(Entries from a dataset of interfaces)
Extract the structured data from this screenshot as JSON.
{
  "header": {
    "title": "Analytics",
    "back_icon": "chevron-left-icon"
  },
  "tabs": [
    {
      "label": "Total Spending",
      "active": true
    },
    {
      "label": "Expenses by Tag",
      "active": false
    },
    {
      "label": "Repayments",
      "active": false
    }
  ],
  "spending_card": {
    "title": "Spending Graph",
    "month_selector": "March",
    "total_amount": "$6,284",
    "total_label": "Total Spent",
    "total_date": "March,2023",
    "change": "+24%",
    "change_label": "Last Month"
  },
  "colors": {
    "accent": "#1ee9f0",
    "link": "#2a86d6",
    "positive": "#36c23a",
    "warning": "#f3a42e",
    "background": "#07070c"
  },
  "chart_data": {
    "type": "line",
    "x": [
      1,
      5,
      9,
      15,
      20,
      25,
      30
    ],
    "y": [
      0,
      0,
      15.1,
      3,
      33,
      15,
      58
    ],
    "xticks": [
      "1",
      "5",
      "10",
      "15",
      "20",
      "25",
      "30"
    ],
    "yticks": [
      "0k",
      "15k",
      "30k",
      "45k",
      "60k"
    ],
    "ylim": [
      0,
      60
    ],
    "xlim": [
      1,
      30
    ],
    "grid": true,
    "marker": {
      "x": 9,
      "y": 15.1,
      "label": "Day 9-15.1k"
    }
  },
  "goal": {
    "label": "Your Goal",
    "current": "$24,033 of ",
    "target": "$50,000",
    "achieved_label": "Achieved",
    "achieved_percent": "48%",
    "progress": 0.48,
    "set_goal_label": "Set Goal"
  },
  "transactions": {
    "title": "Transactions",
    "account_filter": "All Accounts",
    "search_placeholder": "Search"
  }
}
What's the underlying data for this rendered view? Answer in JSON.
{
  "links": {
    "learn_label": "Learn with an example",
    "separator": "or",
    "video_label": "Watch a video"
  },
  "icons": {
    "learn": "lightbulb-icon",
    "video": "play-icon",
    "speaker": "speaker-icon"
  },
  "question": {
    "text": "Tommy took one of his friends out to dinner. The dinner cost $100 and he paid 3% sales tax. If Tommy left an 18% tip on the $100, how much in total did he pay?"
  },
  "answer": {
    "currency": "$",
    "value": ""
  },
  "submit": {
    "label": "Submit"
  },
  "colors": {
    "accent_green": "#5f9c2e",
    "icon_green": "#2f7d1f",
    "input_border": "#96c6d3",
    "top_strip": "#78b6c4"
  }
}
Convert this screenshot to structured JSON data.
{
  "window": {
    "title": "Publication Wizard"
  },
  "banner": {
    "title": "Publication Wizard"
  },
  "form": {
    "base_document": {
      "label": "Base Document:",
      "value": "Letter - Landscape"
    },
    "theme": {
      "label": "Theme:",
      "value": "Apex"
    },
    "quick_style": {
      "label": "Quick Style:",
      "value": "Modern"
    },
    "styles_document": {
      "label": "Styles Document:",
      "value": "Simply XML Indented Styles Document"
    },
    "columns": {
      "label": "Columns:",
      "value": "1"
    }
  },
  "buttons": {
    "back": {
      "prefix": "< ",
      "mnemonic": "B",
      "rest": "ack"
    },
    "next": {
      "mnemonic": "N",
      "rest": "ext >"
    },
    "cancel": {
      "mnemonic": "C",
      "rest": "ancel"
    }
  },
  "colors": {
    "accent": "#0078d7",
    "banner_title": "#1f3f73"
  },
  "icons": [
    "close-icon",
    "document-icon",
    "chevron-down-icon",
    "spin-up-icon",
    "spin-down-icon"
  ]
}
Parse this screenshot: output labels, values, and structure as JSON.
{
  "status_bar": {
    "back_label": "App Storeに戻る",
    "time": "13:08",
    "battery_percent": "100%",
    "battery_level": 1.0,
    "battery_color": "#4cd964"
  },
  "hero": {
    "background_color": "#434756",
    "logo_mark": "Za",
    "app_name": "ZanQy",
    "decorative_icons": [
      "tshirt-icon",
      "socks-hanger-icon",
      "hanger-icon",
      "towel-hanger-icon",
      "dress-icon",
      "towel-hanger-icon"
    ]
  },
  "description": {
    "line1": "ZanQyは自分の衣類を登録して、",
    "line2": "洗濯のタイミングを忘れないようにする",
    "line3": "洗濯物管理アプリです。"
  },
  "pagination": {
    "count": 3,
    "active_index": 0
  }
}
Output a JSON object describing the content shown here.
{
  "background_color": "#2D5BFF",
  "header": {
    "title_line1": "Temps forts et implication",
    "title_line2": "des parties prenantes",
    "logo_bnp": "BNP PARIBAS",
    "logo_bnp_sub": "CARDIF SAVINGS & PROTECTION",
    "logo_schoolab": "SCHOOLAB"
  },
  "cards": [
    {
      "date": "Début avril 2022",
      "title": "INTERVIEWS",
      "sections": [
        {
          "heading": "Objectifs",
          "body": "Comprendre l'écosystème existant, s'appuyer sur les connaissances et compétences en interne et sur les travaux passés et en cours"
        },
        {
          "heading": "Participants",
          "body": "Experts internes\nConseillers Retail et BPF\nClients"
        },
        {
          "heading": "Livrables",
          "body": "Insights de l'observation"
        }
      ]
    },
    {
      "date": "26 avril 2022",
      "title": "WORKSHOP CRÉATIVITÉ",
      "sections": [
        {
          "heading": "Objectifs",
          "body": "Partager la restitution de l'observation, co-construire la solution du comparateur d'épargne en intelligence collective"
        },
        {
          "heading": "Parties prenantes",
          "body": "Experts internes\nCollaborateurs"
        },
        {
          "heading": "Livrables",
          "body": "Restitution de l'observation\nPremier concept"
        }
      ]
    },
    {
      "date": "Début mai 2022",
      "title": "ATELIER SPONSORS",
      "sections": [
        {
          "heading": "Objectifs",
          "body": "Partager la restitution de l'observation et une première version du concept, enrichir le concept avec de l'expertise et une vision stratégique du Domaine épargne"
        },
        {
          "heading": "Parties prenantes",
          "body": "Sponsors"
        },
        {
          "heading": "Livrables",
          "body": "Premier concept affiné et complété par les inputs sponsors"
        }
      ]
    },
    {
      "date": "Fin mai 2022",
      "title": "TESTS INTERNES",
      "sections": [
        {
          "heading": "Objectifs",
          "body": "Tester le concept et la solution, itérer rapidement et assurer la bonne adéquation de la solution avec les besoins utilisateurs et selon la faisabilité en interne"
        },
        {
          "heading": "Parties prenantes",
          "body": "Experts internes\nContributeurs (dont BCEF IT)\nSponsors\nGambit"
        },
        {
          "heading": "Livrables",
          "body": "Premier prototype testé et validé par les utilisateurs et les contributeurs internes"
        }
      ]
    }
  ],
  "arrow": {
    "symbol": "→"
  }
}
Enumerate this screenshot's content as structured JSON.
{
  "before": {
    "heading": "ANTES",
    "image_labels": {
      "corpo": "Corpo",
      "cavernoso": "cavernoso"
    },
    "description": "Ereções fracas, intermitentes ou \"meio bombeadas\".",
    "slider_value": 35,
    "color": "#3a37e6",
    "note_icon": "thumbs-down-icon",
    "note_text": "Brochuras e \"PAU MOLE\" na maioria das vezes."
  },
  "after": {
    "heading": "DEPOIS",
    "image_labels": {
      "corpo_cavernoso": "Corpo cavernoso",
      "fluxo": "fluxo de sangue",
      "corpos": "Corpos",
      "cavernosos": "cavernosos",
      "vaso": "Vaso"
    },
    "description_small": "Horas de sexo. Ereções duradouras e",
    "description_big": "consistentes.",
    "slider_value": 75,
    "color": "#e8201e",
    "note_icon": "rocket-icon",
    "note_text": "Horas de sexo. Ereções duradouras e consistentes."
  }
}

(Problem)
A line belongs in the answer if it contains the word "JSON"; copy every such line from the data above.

(Task output)
Extract the structured data from this screenshot as JSON.
What's the underlying data for this rendered view? Answer in JSON.
Convert this screenshot to structured JSON data.
Parse this screenshot: output labels, values, and structure as JSON.
Output a JSON object describing the content shown here.
Enumerate this screenshot's content as structured JSON.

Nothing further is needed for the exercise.